One question to ask is:
“Can I see myself blogging about this subject / niche for the next 2 years?”
Hi Andrew, very relevant points there. I’ve been blogging for a couple of months now and I wouldn’t say I’m an expert but I know that for my blog to survive, I have to identify what my readers are looking for, how can i product content of value to them and also standing out of the BIG blogging crowd.
I think the most challenging part for me is to try and stand out cos there’re so many bloggers talking around the same topic and covering very broad issues. Feels like everything has been talked about already you know what I mean?
Whatever you blog about WILL HAVE been written / mentioned somewhere else before. You have to provide your own slant / story to make it yours.
hmm, providing my own version of the story. that’s interesting. thx andrew for clearing that up
I have been blogging for awhile now. During my first months in blogging I have no niche, I just write anything that I wanted to write and my visits did not increase at all. So I started to write about Wholesales and related topics for awhile their is an increase in my site visits. Having the right niche is really important.
Thanks for sharing your experience. It shows finding the right niche really works.
Bot can I speak from experience on this one.. One of my first blogs was created for the sole purpose of making money.. Two years and two hundred dollars later, I think it’s safe to say that didn’t go over too well.

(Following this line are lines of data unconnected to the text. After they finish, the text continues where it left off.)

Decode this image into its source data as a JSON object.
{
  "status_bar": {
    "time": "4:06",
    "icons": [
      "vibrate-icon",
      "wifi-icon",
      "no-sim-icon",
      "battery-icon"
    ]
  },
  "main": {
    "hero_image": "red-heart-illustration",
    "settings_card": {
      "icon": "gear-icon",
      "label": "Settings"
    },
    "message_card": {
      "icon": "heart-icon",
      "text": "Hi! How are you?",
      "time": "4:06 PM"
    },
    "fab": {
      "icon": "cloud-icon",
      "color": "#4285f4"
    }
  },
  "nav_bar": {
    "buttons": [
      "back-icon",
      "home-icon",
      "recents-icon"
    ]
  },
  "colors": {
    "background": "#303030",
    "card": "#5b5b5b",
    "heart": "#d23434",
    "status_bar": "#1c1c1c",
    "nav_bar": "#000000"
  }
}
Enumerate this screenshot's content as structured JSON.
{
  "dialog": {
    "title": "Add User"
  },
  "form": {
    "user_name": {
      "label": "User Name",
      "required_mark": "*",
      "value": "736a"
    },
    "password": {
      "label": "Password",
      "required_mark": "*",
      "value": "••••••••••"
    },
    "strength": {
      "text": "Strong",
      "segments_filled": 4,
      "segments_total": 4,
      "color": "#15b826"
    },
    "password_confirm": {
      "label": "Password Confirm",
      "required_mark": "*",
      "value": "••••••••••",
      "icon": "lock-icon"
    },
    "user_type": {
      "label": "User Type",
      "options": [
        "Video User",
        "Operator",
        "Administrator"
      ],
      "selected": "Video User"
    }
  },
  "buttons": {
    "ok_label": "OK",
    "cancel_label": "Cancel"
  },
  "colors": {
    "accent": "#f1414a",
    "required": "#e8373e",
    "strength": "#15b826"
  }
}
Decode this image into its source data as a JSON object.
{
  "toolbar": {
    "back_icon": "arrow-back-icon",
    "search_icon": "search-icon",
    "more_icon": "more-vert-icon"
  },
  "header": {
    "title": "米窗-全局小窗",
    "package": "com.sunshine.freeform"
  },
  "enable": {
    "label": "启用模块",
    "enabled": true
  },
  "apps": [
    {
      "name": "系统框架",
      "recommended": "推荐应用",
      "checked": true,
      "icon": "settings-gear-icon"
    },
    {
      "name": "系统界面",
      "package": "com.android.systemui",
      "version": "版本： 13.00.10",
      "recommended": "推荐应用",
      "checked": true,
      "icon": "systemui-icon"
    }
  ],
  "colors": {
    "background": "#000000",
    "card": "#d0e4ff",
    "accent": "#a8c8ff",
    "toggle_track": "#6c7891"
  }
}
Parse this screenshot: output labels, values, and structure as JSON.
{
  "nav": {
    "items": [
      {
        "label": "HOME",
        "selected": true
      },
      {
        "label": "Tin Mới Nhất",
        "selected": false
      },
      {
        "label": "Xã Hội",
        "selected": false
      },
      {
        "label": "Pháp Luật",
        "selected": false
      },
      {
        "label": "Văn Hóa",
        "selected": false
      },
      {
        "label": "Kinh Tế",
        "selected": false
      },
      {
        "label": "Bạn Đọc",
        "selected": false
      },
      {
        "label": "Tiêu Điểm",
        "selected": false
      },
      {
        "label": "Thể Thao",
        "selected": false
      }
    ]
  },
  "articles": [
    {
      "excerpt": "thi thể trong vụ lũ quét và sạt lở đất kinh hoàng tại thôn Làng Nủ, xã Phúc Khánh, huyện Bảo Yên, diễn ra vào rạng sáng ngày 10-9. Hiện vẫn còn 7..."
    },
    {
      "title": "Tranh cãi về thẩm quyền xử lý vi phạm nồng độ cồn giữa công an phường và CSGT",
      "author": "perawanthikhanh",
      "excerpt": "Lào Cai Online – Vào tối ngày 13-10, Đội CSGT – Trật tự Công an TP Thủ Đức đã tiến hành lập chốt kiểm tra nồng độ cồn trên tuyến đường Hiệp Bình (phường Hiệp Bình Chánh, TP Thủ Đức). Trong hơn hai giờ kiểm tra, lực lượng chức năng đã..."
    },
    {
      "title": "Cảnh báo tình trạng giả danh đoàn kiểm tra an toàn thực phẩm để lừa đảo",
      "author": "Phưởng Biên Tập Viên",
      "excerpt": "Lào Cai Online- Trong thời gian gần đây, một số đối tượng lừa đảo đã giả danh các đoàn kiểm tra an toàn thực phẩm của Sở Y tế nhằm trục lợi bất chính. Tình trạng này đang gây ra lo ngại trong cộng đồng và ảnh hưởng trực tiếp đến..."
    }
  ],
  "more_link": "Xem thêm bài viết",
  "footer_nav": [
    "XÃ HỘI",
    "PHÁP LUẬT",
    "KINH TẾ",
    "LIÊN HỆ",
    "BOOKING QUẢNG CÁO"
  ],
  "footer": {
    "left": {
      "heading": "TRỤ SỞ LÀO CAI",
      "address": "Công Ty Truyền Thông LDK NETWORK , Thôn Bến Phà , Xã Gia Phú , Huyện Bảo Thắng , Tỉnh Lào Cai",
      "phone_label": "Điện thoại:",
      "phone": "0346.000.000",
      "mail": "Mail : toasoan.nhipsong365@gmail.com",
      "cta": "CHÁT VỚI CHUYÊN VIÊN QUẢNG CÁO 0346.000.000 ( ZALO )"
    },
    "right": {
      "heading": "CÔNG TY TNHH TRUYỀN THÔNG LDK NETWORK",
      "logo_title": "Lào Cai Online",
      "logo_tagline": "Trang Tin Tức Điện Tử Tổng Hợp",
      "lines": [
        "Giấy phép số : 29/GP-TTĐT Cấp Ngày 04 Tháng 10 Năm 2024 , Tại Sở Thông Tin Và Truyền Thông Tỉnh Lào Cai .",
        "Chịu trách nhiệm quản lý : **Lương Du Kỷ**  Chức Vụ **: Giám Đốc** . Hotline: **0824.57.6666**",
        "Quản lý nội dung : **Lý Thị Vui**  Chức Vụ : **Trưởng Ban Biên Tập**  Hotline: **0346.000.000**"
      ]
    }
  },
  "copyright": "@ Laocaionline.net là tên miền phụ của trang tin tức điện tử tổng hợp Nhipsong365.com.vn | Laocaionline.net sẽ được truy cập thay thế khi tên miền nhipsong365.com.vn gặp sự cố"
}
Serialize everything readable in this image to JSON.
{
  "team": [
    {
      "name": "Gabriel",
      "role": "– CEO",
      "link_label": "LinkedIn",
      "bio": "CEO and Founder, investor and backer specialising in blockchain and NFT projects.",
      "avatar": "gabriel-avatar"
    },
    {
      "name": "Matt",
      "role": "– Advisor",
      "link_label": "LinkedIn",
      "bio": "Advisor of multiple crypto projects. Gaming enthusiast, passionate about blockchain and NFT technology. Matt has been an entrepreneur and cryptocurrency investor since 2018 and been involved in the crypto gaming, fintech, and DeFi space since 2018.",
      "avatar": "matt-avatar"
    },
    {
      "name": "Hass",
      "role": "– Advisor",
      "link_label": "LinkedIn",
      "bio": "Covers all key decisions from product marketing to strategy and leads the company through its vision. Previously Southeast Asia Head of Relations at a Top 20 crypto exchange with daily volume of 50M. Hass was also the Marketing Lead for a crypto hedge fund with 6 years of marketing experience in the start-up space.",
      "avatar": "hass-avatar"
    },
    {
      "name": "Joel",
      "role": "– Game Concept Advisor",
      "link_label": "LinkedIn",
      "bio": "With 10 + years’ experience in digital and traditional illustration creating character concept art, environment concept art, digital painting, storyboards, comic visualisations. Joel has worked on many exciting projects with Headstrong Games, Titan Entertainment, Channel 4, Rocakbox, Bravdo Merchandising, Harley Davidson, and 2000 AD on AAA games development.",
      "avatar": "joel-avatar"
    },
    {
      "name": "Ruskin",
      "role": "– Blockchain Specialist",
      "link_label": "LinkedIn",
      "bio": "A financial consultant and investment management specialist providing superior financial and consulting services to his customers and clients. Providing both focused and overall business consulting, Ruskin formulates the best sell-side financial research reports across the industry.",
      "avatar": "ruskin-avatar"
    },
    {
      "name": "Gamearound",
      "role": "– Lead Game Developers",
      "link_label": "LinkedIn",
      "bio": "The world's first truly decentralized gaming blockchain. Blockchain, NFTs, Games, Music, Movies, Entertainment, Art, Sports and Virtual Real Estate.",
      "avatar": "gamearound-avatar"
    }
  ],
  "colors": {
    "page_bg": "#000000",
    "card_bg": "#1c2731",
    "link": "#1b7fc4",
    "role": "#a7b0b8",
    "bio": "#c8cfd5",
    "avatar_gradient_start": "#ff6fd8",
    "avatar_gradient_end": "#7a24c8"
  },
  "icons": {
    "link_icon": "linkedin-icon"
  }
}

Fast forward to passion.. Let’s talk MUSIC.. and voila!
Only 200 dollars? Doesn’t sound a lot.